# What's the difference between 偏る and 傾く?

They can both translate as "to lean" but I think they're not interchangeable. Or are they? Take this sentence for example:

Can I use 偏る in this sentence?

If you describe physical inclination with those two words, it's like this:

Though English "lean" covers both, 偏る tells that something becomes uneven as if its center of gravity is drawing near to one side, while 傾く means that something loses its uprightness in a way getting unstable.

The ship gave a lurch and the cargo of coal leaned to one side.

it cannot be replaced with 偏る in the usual sense, unless, say, what you have thought is wall is actually a sandbag-like structure and its packed content flows to either side due to the earthquake.

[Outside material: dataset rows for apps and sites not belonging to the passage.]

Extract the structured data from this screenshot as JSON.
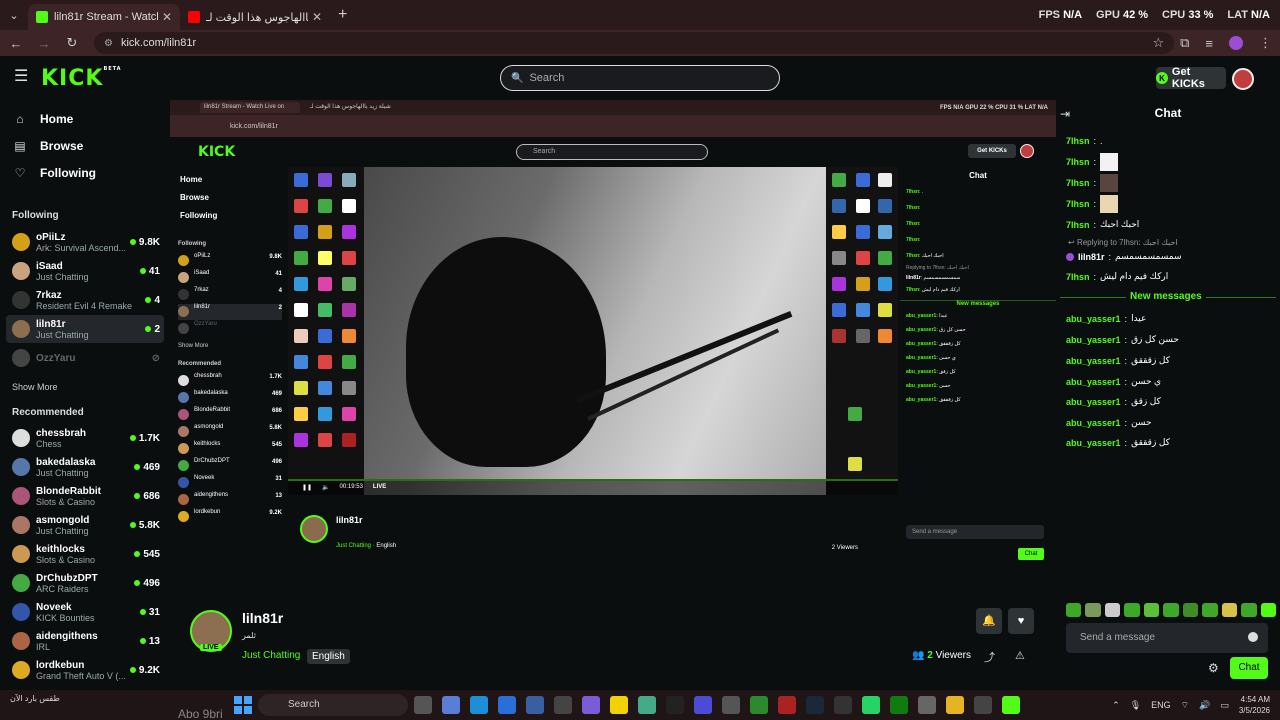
{
  "browser": {
    "tabs": [
      {
        "title": "liln81r Stream - Watch Live on K",
        "active": true
      },
      {
        "title": "شيلة زيد باالهاجوس هذا الوقت لـ",
        "active": false
      }
    ],
    "new_tab": "+",
    "stats": {
      "fps_label": "FPS",
      "fps_value": "N/A",
      "gpu_label": "GPU",
      "gpu_value": "42 %",
      "cpu_label": "CPU",
      "cpu_value": "33 %",
      "lat_label": "LAT",
      "lat_value": "N/A"
    },
    "url": "kick.com/liln81r"
  },
  "header": {
    "logo": "KICK",
    "logo_sup": "BETA",
    "search_placeholder": "Search",
    "get_kicks": "Get KICKs"
  },
  "sidebar": {
    "nav": [
      {
        "label": "Home",
        "icon": "home-icon"
      },
      {
        "label": "Browse",
        "icon": "browse-icon"
      },
      {
        "label": "Following",
        "icon": "heart-icon"
      }
    ],
    "following_title": "Following",
    "following": [
      {
        "name": "oPiiLz",
        "category": "Ark: Survival Ascend...",
        "viewers": "9.8K",
        "color": "#d4a017"
      },
      {
        "name": "iSaad",
        "category": "Just Chatting",
        "viewers": "41",
        "color": "#c9a27e"
      },
      {
        "name": "7rkaz",
        "category": "Resident Evil 4 Remake",
        "viewers": "4",
        "color": "#333333"
      },
      {
        "name": "liln81r",
        "category": "Just Chatting",
        "viewers": "2",
        "color": "#8c6e50"
      },
      {
        "name": "OzzYaru",
        "category": "",
        "viewers": "",
        "color": "#444444"
      }
    ],
    "show_more": "Show More",
    "recommended_title": "Recommended",
    "recommended": [
      {
        "name": "chessbrah",
        "category": "Chess",
        "viewers": "1.7K",
        "color": "#dddddd"
      },
      {
        "name": "bakedalaska",
        "category": "Just Chatting",
        "viewers": "469",
        "color": "#5577aa"
      },
      {
        "name": "BlondeRabbit",
        "category": "Slots & Casino",
        "viewers": "686",
        "color": "#aa5577"
      },
      {
        "name": "asmongold",
        "category": "Just Chatting",
        "viewers": "5.8K",
        "color": "#aa7766"
      },
      {
        "name": "keithlocks",
        "category": "Slots & Casino",
        "viewers": "545",
        "color": "#cc9955"
      },
      {
        "name": "DrChubzDPT",
        "category": "ARC Raiders",
        "viewers": "496",
        "color": "#44aa44"
      },
      {
        "name": "Noveek",
        "category": "KICK Bounties",
        "viewers": "31",
        "color": "#3355aa"
      },
      {
        "name": "aidengithens",
        "category": "IRL",
        "viewers": "13",
        "color": "#aa6644"
      },
      {
        "name": "lordkebun",
        "category": "Grand Theft Auto V (...",
        "viewers": "9.2K",
        "color": "#ddaa22"
      }
    ]
  },
  "nested": {
    "tab1": "liln81r Stream - Watch Live on",
    "tab2": "شيلة زيد باالهاجوس هذا الوقت لـ",
    "url": "kick.com/liln81r",
    "search": "Search",
    "get_kicks": "Get KICKs",
    "stats": "FPS N/A   GPU 22 %   CPU 31 %   LAT N/A",
    "nav": [
      "Home",
      "Browse",
      "Following"
    ],
    "following_title": "Following",
    "recommended_title": "Recommended",
    "show_more": "Show More",
    "time": "00:19:53",
    "live": "LIVE",
    "streamer": "liln81r",
    "category": "Just Chatting",
    "language": "English",
    "viewers": "2 Viewers",
    "chat_title": "Chat",
    "send_placeholder": "Send a message",
    "chat_button": "Chat",
    "new_messages": "New messages"
  },
  "chat": {
    "title": "Chat",
    "messages_top": [
      {
        "user": "7lhsn",
        "text": "."
      },
      {
        "user": "7lhsn",
        "text": ""
      },
      {
        "user": "7lhsn",
        "text": ""
      },
      {
        "user": "7lhsn",
        "text": ""
      },
      {
        "user": "7lhsn",
        "text": "احبك احبك"
      }
    ],
    "replying": "Replying to 7lhsn: احبك احبك",
    "reply_msg": {
      "user": "liln81r",
      "text": "سمسمسمسمسم"
    },
    "last_top": {
      "user": "7lhsn",
      "text": "اركك فيم دام ليش"
    },
    "new_messages": "New messages",
    "messages_new": [
      {
        "user": "abu_yasser1",
        "text": "عيدا"
      },
      {
        "user": "abu_yasser1",
        "text": "حسن كل زق"
      },
      {
        "user": "abu_yasser1",
        "text": "كل زقققق"
      },
      {
        "user": "abu_yasser1",
        "text": "ي حسن"
      },
      {
        "user": "abu_yasser1",
        "text": "كل زقق"
      },
      {
        "user": "abu_yasser1",
        "text": "حسن"
      },
      {
        "user": "abu_yasser1",
        "text": "كل زقققق"
      }
    ],
    "send_placeholder": "Send a message",
    "chat_button": "Chat"
  },
  "stream_info": {
    "name": "liln81r",
    "subtitle": "ثلمر",
    "live": "LIVE",
    "category": "Just Chatting",
    "tag": "English",
    "viewers_count": "2",
    "viewers_label": "Viewers",
    "overlay_name": "Abo 9bri"
  },
  "taskbar": {
    "weather": "طقس بارد الآن",
    "search": "Search",
    "lang": "ENG",
    "time": "4:54 AM",
    "date": "3/5/2026"
  },
  "colors": {
    "kick_green": "#53fc18",
    "bg": "#0b0e0f"
  }
}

Therefore, only 地震で塀が傾いた。works.

Probably I will edit this later on, if it is not detailed enough.

• I think I'm beginning to understand it. Does it mean that if we're talking about an outlier(外れ値) in statistics, we can use 偏る? May 19 '20 at 12:37
• @rebuuilt 外れ値 is by definition beyond ±2~3σ from the mean isn't it? I think the data spotting on more than ±2~3σ from the mean in statistics is called 偏る(i.e. there are outliers in + side or - side or both side). But it does not have to be an outlier. We just want to say something is away from the center or the average or the balance. May 19 '20 at 13:08